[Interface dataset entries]
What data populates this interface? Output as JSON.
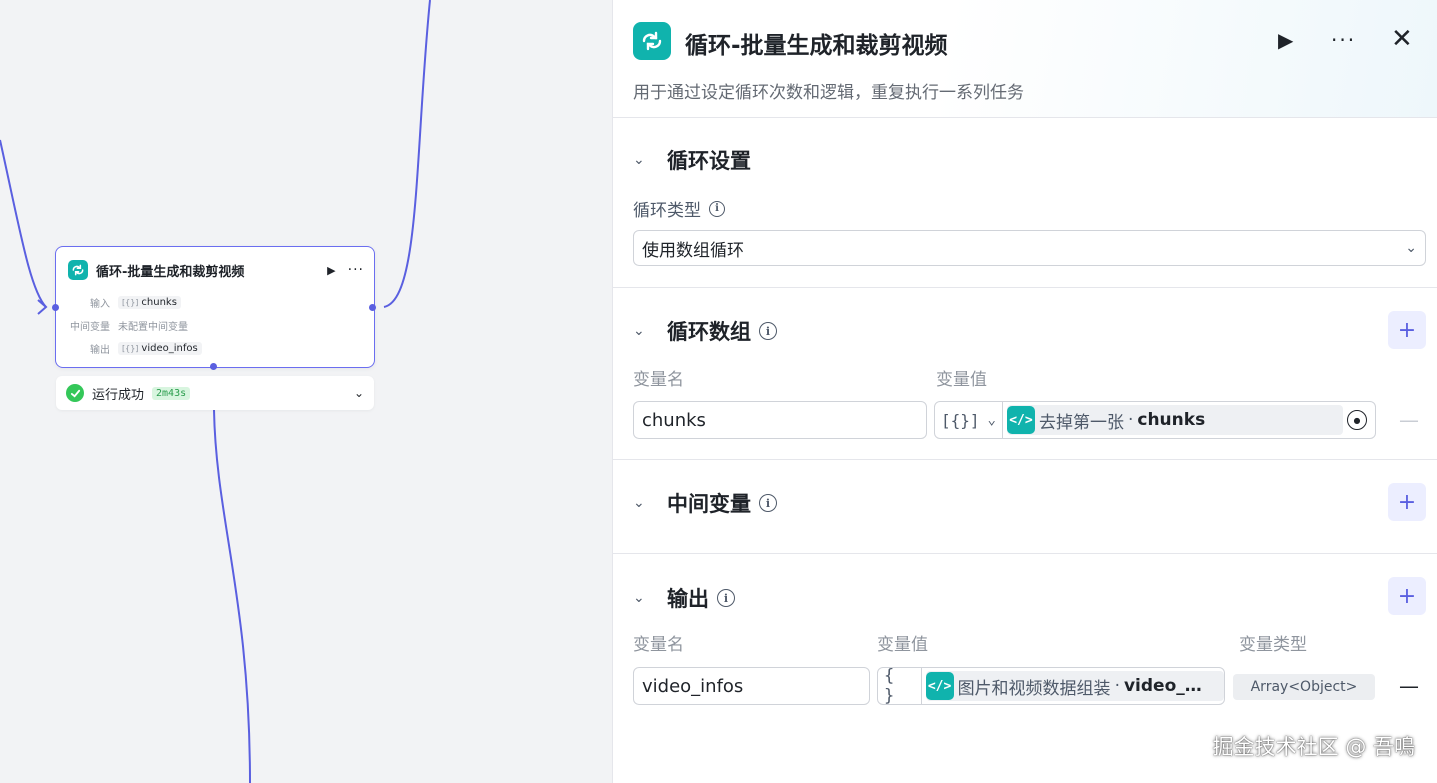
{
  "node": {
    "title": "循环-批量生成和裁剪视频",
    "run_icon": "play-icon",
    "more_icon": "more-icon",
    "input_label": "输入",
    "input_tag_icon": "[{}]",
    "input_value": "chunks",
    "mid_label": "中间变量",
    "mid_value": "未配置中间变量",
    "output_label": "输出",
    "output_tag_icon": "[{}]",
    "output_value": "video_infos"
  },
  "status": {
    "text": "运行成功",
    "duration": "2m43s"
  },
  "panel": {
    "title": "循环-批量生成和裁剪视频",
    "description": "用于通过设定循环次数和逻辑，重复执行一系列任务",
    "loop_settings": {
      "title": "循环设置",
      "type_label": "循环类型",
      "type_value": "使用数组循环"
    },
    "loop_array": {
      "title": "循环数组",
      "col_name": "变量名",
      "col_value": "变量值",
      "row": {
        "name": "chunks",
        "type_glyph": "[{}]",
        "source": "去掉第一张",
        "sep": "·",
        "variable": "chunks"
      }
    },
    "mid_vars": {
      "title": "中间变量"
    },
    "outputs": {
      "title": "输出",
      "col_name": "变量名",
      "col_value": "变量值",
      "col_type": "变量类型",
      "row": {
        "name": "video_infos",
        "type_glyph": "{ }",
        "source": "图片和视频数据组装",
        "sep": "·",
        "variable": "video_…",
        "var_type": "Array<Object>"
      }
    }
  },
  "watermark": "掘金技术社区 @ 吾鳴",
  "colors": {
    "accent": "#5a5fe0",
    "teal": "#10b3ad",
    "success": "#34c759"
  }
}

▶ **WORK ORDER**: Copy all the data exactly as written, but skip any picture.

▶ **EXERCISE RESPONSE**:
What data populates this interface? Output as JSON.
{
  "node": {
    "title": "循环-批量生成和裁剪视频",
    "run_icon": "play-icon",
    "more_icon": "more-icon",
    "input_label": "输入",
    "input_tag_icon": "[{}]",
    "input_value": "chunks",
    "mid_label": "中间变量",
    "mid_value": "未配置中间变量",
    "output_label": "输出",
    "output_tag_icon": "[{}]",
    "output_value": "video_infos"
  },
  "status": {
    "text": "运行成功",
    "duration": "2m43s"
  },
  "panel": {
    "title": "循环-批量生成和裁剪视频",
    "description": "用于通过设定循环次数和逻辑，重复执行一系列任务",
    "loop_settings": {
      "title": "循环设置",
      "type_label": "循环类型",
      "type_value": "使用数组循环"
    },
    "loop_array": {
      "title": "循环数组",
      "col_name": "变量名",
      "col_value": "变量值",
      "row": {
        "name": "chunks",
        "type_glyph": "[{}]",
        "source": "去掉第一张",
        "sep": "·",
        "variable": "chunks"
      }
    },
    "mid_vars": {
      "title": "中间变量"
    },
    "outputs": {
      "title": "输出",
      "col_name": "变量名",
      "col_value": "变量值",
      "col_type": "变量类型",
      "row": {
        "name": "video_infos",
        "type_glyph": "{ }",
        "source": "图片和视频数据组装",
        "sep": "·",
        "variable": "video_…",
        "var_type": "Array<Object>"
      }
    }
  },
  "watermark": "掘金技术社区 @ 吾鳴",
  "colors": {
    "accent": "#5a5fe0",
    "teal": "#10b3ad",
    "success": "#34c759"
  }
}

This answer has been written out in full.